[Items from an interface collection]
----------

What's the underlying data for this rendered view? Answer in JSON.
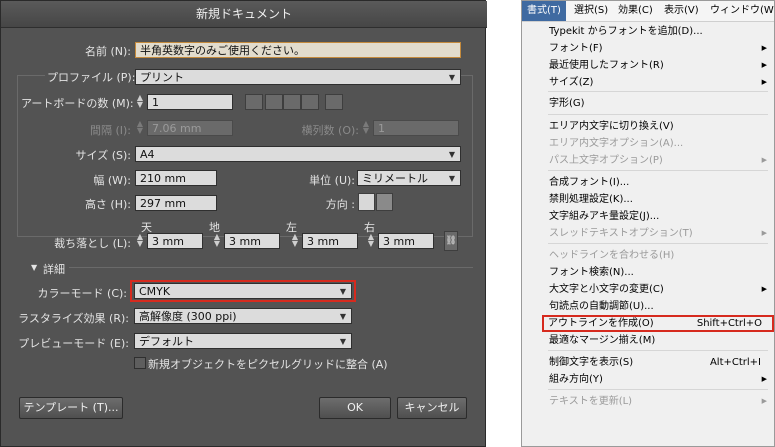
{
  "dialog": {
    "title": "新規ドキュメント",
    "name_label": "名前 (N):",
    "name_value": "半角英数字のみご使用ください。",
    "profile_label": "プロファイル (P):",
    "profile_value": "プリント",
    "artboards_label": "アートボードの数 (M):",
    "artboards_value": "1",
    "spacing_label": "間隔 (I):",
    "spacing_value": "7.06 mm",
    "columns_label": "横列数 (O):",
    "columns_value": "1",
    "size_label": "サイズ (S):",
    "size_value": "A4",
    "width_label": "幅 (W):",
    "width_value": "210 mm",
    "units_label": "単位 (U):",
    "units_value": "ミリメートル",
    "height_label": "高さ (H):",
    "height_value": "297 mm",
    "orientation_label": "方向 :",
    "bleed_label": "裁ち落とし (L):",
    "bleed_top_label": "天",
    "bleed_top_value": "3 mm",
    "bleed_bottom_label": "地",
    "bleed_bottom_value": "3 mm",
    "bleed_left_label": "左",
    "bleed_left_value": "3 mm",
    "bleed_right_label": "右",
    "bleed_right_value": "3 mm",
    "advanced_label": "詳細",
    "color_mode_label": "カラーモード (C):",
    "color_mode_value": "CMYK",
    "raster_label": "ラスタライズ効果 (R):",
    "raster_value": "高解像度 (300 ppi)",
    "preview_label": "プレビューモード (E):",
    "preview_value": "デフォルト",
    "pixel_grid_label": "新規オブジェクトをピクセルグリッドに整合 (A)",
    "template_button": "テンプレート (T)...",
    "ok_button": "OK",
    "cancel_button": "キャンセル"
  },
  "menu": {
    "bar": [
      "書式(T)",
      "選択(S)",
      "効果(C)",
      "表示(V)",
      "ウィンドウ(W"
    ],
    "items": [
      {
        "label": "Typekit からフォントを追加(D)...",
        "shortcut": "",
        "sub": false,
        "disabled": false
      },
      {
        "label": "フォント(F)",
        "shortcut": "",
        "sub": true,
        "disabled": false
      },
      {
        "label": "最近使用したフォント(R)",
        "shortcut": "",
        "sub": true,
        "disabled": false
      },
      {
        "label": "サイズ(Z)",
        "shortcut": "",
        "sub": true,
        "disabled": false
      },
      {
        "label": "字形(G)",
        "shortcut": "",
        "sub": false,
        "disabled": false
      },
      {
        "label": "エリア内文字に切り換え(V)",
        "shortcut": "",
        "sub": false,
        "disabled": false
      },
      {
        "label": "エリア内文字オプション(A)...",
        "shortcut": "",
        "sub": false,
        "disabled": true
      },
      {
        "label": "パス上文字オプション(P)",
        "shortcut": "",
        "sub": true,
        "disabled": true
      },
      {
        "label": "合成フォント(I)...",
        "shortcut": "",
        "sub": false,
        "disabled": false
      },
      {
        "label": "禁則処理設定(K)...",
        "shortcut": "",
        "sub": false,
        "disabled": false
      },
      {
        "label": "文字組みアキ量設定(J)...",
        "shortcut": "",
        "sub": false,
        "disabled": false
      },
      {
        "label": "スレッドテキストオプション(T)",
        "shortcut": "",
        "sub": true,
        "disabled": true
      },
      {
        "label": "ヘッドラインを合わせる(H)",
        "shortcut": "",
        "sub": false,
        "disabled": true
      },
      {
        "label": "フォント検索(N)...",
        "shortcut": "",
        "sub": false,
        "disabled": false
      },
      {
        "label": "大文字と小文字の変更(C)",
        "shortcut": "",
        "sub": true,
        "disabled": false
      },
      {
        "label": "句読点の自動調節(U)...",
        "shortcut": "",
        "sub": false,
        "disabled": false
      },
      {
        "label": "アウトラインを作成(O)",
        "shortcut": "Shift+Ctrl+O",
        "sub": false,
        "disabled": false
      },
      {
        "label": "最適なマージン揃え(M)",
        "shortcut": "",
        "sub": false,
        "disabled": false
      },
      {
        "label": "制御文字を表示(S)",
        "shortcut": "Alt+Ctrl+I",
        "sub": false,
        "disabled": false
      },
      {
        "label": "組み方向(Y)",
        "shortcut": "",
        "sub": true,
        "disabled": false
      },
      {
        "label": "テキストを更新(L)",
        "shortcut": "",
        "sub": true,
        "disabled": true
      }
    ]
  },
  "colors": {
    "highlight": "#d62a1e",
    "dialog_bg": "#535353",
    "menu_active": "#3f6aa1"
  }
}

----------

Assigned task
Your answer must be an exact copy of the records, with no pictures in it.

Solution for this exercise
What's the underlying data for this rendered view? Answer in JSON.
{
  "dialog": {
    "title": "新規ドキュメント",
    "name_label": "名前 (N):",
    "name_value": "半角英数字のみご使用ください。",
    "profile_label": "プロファイル (P):",
    "profile_value": "プリント",
    "artboards_label": "アートボードの数 (M):",
    "artboards_value": "1",
    "spacing_label": "間隔 (I):",
    "spacing_value": "7.06 mm",
    "columns_label": "横列数 (O):",
    "columns_value": "1",
    "size_label": "サイズ (S):",
    "size_value": "A4",
    "width_label": "幅 (W):",
    "width_value": "210 mm",
    "units_label": "単位 (U):",
    "units_value": "ミリメートル",
    "height_label": "高さ (H):",
    "height_value": "297 mm",
    "orientation_label": "方向 :",
    "bleed_label": "裁ち落とし (L):",
    "bleed_top_label": "天",
    "bleed_top_value": "3 mm",
    "bleed_bottom_label": "地",
    "bleed_bottom_value": "3 mm",
    "bleed_left_label": "左",
    "bleed_left_value": "3 mm",
    "bleed_right_label": "右",
    "bleed_right_value": "3 mm",
    "advanced_label": "詳細",
    "color_mode_label": "カラーモード (C):",
    "color_mode_value": "CMYK",
    "raster_label": "ラスタライズ効果 (R):",
    "raster_value": "高解像度 (300 ppi)",
    "preview_label": "プレビューモード (E):",
    "preview_value": "デフォルト",
    "pixel_grid_label": "新規オブジェクトをピクセルグリッドに整合 (A)",
    "template_button": "テンプレート (T)...",
    "ok_button": "OK",
    "cancel_button": "キャンセル"
  },
  "menu": {
    "bar": [
      "書式(T)",
      "選択(S)",
      "効果(C)",
      "表示(V)",
      "ウィンドウ(W"
    ],
    "items": [
      {
        "label": "Typekit からフォントを追加(D)...",
        "shortcut": "",
        "sub": false,
        "disabled": false
      },
      {
        "label": "フォント(F)",
        "shortcut": "",
        "sub": true,
        "disabled": false
      },
      {
        "label": "最近使用したフォント(R)",
        "shortcut": "",
        "sub": true,
        "disabled": false
      },
      {
        "label": "サイズ(Z)",
        "shortcut": "",
        "sub": true,
        "disabled": false
      },
      {
        "label": "字形(G)",
        "shortcut": "",
        "sub": false,
        "disabled": false
      },
      {
        "label": "エリア内文字に切り換え(V)",
        "shortcut": "",
        "sub": false,
        "disabled": false
      },
      {
        "label": "エリア内文字オプション(A)...",
        "shortcut": "",
        "sub": false,
        "disabled": true
      },
      {
        "label": "パス上文字オプション(P)",
        "shortcut": "",
        "sub": true,
        "disabled": true
      },
      {
        "label": "合成フォント(I)...",
        "shortcut": "",
        "sub": false,
        "disabled": false
      },
      {
        "label": "禁則処理設定(K)...",
        "shortcut": "",
        "sub": false,
        "disabled": false
      },
      {
        "label": "文字組みアキ量設定(J)...",
        "shortcut": "",
        "sub": false,
        "disabled": false
      },
      {
        "label": "スレッドテキストオプション(T)",
        "shortcut": "",
        "sub": true,
        "disabled": true
      },
      {
        "label": "ヘッドラインを合わせる(H)",
        "shortcut": "",
        "sub": false,
        "disabled": true
      },
      {
        "label": "フォント検索(N)...",
        "shortcut": "",
        "sub": false,
        "disabled": false
      },
      {
        "label": "大文字と小文字の変更(C)",
        "shortcut": "",
        "sub": true,
        "disabled": false
      },
      {
        "label": "句読点の自動調節(U)...",
        "shortcut": "",
        "sub": false,
        "disabled": false
      },
      {
        "label": "アウトラインを作成(O)",
        "shortcut": "Shift+Ctrl+O",
        "sub": false,
        "disabled": false
      },
      {
        "label": "最適なマージン揃え(M)",
        "shortcut": "",
        "sub": false,
        "disabled": false
      },
      {
        "label": "制御文字を表示(S)",
        "shortcut": "Alt+Ctrl+I",
        "sub": false,
        "disabled": false
      },
      {
        "label": "組み方向(Y)",
        "shortcut": "",
        "sub": true,
        "disabled": false
      },
      {
        "label": "テキストを更新(L)",
        "shortcut": "",
        "sub": true,
        "disabled": true
      }
    ]
  },
  "colors": {
    "highlight": "#d62a1e",
    "dialog_bg": "#535353",
    "menu_active": "#3f6aa1"
  }
}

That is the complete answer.